Just as the calendar was about to flip to May 2020, Little League International canceled the Little League World Series for the first time in the event’s 73-year history due to growing concerns of the coronavirus pandemic.
Scheduled to return in August 2021, the tournament has a rich history of showcasing some of the world’s most talented young baseball players to ever play the game.
While many grow up and move on from sports, 54 players have pursued their love for baseball and followed a path from the LLWS to MLB. Here are 5 little league superstars who eventually turned pro.
Before he made a name for himself smashing 509 home runs over 20 MLB seasons, Gary Sheffield helped his Belmont Heights team from Tampa Bay, Florida, reach the 1980 Little League World Series championship game against Chinese Taipei.
Sheffield, who pitched for his little league team, remembers watching the Taiwan players take batting practice. “They were hitting balls farther than I had ever seen,” he recalled. While Taiwan would go on to defeat Belmont Heights 4-3, Sheffield went on to have a successful career in Major League Baseball.
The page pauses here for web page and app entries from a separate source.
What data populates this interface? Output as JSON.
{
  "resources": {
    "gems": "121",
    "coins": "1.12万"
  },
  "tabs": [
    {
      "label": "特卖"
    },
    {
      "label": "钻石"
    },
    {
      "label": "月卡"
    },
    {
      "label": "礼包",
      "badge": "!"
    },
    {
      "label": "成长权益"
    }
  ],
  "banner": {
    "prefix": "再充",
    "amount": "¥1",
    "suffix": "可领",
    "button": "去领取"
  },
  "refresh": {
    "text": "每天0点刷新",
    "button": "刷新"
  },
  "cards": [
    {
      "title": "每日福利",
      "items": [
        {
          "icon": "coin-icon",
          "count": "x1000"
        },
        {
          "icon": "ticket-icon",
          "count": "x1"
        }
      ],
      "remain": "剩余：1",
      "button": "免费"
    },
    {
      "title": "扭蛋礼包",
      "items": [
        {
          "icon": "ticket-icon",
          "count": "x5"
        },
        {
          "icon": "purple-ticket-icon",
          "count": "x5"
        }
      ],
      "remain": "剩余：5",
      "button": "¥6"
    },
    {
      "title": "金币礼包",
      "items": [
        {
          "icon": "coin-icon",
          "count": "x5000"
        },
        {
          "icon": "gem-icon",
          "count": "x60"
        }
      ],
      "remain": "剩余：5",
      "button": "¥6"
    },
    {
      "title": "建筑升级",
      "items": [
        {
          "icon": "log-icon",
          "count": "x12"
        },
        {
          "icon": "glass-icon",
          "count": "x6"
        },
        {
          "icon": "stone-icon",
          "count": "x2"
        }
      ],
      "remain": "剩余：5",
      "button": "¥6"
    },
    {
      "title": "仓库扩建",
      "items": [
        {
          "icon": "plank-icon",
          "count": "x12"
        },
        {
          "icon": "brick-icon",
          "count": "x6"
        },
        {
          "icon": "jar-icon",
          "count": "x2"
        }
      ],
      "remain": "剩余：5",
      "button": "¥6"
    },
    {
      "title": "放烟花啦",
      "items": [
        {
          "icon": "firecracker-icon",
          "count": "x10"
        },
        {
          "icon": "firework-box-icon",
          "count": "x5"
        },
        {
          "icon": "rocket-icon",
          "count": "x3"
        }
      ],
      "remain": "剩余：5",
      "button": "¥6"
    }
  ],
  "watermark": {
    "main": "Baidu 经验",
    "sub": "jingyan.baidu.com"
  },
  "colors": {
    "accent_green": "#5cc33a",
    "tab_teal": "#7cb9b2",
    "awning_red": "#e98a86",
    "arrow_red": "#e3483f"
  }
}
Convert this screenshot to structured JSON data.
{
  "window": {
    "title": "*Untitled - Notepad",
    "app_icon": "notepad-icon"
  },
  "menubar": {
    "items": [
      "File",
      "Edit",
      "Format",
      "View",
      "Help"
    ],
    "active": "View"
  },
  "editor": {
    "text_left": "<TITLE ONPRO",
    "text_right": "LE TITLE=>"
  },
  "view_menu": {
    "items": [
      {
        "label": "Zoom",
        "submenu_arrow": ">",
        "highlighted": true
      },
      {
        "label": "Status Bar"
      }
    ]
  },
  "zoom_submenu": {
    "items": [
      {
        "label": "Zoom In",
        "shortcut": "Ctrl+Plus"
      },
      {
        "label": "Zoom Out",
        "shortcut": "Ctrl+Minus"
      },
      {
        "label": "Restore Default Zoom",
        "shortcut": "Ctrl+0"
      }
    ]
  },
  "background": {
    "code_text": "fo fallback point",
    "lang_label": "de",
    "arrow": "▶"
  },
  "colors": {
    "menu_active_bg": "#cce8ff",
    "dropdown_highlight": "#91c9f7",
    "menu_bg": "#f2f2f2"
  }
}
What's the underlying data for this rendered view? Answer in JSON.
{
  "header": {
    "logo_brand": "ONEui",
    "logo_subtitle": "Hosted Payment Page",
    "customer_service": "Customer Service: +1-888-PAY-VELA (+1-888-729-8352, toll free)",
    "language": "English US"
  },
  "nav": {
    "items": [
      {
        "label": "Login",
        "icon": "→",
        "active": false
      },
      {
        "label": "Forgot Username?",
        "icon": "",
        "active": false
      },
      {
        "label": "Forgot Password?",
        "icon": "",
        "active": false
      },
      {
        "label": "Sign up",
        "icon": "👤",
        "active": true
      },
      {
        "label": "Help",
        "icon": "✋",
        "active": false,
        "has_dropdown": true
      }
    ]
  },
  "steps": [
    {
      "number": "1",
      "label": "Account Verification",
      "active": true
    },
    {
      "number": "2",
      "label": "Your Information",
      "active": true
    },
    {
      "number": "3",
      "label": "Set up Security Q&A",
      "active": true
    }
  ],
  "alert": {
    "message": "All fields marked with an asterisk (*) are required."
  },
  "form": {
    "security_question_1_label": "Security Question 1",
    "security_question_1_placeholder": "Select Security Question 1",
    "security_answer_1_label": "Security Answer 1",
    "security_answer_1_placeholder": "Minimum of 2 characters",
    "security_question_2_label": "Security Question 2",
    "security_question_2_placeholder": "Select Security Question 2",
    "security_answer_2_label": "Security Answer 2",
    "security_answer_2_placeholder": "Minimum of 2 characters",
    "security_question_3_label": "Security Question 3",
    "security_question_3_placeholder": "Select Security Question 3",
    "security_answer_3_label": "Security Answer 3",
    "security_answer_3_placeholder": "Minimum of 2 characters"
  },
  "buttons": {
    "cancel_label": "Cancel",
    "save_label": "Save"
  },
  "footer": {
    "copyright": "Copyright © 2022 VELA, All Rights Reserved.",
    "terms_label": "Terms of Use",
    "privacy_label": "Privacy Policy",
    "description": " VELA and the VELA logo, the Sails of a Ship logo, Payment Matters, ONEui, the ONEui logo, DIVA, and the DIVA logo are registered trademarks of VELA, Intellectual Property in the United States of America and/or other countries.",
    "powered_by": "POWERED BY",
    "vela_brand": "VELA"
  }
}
Prior to helping the Boston Red Sox break the Curse of the Bambino by winning the 2004 World Series, former catcher Jason Varitek played shortstop, first base, and catcher for the Altamonte Springs, Florida, Little League team in 1984.
Varitek led his team to the Little League championship game where they lost to Seoul, South Korea 6-2. Following his LLWS stint, Varitek went on to reach the College World Series title game with the Georgia Tech Yellow Jackets. He is one of only two people in history to play in the LLWS, CWS, and MLB World Series.
Before capturing the 2017 NL Rookie of the Year award, L.A. Dodgers first baseman and outfielder Cody Bellinger participated in the Little League World Series in 2007.
The 11-year-old Manny Ramirez fan led his team from Chandler, Arizona, to the United States final, where they lost to Georgia. During a tournament game against Maryland, Bellinger went 3-for-3 with a home run and two singles.
Before finding success with the Baltimore Orioles from 2013-2016, second baseman Jonathan Schoop was instrumental in bringing a Little League World Series title home to the island country of Curaçao.
Starting the game at shortstop and batting third, Schoop went 2-for-3 with an RBI before moving to the mound to record the final two outs. Curaçao won the LLWS title over Thousand Oaks, California, 5-2.
Schoop, who’s been injured and bounced around from team to team over the last four seasons, said his time in the LLWS “was the best experience of my life.”
Before current free agent infielder Todd Frazier debuted for the Cincinnati Reds in 2011, he led his Little League team from Toms River, New Jersey, to the 1998 Little League World Series.
Not only did his squad defeat their opponent from Japan to win the 52nd LLWS 12-9, Frazier had one of the greatest performances in tournament history. He went 4-for-4 with a lead-off home run and was also the winning pitcher.